As outlined in Part 4 of London Moves entitled YXU, the plan calls for the expansion of regular flight service to two major hubs in the US (e.g. New York, Chicago or Atlanta).   The maximum annual subsidy required to support this service during its initial years is estimated to be approximately $2.5 million per hub.  Therefore, subject to Council approval and the successful negotiation of service agreements, I would recommend a four-year commitment of $5 million in annual operating expense to support the startup of service to two select destinations in the US.

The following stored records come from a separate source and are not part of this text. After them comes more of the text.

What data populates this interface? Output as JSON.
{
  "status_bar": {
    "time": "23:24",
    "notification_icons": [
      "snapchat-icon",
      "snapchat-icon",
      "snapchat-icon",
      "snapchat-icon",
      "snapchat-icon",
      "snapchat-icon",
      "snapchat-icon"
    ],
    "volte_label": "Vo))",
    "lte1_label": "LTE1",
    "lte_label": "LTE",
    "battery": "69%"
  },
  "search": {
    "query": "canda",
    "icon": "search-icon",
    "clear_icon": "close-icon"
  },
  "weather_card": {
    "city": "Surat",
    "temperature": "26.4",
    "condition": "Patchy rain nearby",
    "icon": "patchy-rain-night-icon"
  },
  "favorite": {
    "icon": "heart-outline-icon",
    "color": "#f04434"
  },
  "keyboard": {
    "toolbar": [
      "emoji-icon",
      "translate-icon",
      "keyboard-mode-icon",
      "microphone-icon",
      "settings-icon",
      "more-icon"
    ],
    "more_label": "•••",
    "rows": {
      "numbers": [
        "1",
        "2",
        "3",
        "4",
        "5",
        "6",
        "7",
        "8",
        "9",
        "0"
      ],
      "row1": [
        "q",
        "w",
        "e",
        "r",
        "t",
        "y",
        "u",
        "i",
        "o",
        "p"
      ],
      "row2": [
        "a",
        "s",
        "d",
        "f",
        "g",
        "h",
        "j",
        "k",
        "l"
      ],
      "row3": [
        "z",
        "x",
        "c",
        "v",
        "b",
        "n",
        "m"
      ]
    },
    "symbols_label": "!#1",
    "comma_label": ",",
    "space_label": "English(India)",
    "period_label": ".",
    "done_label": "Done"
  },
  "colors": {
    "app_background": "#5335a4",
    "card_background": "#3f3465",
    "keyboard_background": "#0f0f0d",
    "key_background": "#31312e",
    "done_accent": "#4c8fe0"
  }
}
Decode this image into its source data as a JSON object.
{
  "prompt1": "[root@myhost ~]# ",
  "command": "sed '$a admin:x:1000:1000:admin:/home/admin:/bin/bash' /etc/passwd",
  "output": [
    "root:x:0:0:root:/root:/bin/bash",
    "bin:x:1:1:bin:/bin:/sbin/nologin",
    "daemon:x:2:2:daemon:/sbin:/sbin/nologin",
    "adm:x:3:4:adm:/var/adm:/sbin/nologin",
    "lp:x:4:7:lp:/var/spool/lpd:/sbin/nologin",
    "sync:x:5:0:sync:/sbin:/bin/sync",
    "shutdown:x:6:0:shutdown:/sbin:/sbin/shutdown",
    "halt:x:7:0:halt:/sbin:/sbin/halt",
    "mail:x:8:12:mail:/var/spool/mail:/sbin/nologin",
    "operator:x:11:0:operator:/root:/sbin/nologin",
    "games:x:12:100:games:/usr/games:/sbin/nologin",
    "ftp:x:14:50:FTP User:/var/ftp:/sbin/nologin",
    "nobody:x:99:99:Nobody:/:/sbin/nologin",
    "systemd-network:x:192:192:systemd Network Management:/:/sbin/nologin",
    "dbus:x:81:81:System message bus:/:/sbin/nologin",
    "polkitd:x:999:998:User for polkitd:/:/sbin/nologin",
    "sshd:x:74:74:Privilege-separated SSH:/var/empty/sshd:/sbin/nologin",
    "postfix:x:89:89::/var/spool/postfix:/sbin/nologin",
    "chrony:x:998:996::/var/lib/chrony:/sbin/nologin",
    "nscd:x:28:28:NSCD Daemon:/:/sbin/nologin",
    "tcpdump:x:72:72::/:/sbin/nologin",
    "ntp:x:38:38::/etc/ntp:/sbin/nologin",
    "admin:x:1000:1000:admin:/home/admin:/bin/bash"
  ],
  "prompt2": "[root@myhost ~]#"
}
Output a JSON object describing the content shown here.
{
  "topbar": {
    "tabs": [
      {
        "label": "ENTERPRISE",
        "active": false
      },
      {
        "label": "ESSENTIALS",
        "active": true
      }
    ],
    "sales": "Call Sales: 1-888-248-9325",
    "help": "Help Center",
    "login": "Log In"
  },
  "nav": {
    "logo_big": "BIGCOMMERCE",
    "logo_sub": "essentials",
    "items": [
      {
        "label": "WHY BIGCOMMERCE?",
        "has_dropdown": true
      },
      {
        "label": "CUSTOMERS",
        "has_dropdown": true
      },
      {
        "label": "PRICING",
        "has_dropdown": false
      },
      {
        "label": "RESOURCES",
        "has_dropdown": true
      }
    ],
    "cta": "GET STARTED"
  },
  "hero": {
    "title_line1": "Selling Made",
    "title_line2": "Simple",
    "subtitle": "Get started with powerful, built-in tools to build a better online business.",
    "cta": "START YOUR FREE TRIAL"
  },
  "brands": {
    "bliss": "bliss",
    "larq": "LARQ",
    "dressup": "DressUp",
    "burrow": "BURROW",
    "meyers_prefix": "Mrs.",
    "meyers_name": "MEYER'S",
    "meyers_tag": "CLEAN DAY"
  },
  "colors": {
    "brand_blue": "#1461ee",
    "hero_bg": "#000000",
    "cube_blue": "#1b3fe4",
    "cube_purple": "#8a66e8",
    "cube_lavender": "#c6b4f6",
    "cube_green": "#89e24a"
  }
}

As outlined in Part 5 entitled Rail, I believe that there is an opportunity to work with our Federal partners and re-route the CP connection from Adelaide to the northwest corner of the city for reasonable cost.  The question is what is reasonable.  I have been reviewing similar proposals in other jurisdictions, most notably Saskatoon and found what I believe to be a reasonable price point and below the aggregate cost associated with building under/overpasses at each major intersection over the next two decades.   Having said that, for purposes of negotiations, I do not think it is a good idea to reveal that number publicly.  However, I also believe in the value of a sound Plan B, including Council’s proposed $60 million investment into an underpass on Adelaide.  I support it and hope that work on can proceed concurrent with ongoing negotiations with CP.


Given London’s spatial breadth and affinity for personal vehicles, the City’s current $800 million road widening and maintenance plan is appropriate. However, I am unsure if the forecasted budget includes sufficient investment to support other measures to improve traffic flow (e.g. traffic light synchronization, peak traffic management systems, HOV lanes, etc.), so I have boosted the proposed capital budget by $225 million and operating budget by $2 million to accommodate these necessary advances in vehicular management.

Active Transportation

While the London ON Bikes plan is thoughtful and comprehensive, it does not quite meet the standard that I described in Part 7 of my London Moves plan.  As such, I would recommend adding $10 million to the existing $20 million active transportation capital budget to properly protect existing bike lanes and improve pedestrian crossings (e.g. pedestrian priority, automated crosswalks, elevated walkways to slow traffic).  I would also recommend increasing the $7 million active transportation operating budget by $2 million annually to help maintain existing bike paths, expand VisionZero initiatives and introduce an active school travel program.  I believe that London can become a leader in active transportation within one term of Council if our collective will is there to make it a reality.

Better Transit

As outlined Part 8 of my plan, the Better Transit initiative recommends a material increase in the original investment proposed in the 2012 Transit Priority Strategy. This necessary increase, which I estimate to be $60 million in capital and $15 million in operating, is still below the percent transit investments made by London’s peer municipalities and well below the investment thresholds proposed in the Shift BRT plan. London also needs to add in an investment in specialized mobility, an estimate that I still need some help compiling.  Nevertheless, this level of investment should help improve transit service throughout the city while keeping our infrastructure flexible as market needs change and consumer mobility options evolve.


Total Incremental Investment:  $295 million capital, $24 million operating


Obviously, the numbers outlined above are rough estimates and subject to revision and reprioritization by Council and the community.  In fact, I welcome all input.   My intent in tabling them is to provide Londoners with an option for their consideration, one that invests in improvements across several modes of transportation at a comparatively lower overall price point to Shift BRT.

More importantly, I believe that London can accept and adopt all of the above recommendations within a four-year term of Council, and implement a plan that:

  • satisfies several mobility needs in a time window that can make an immediate and positive influence in the lives of Londoners and their families, and
  • keeps our City open to the possibilities of the future.

The choice resides with you.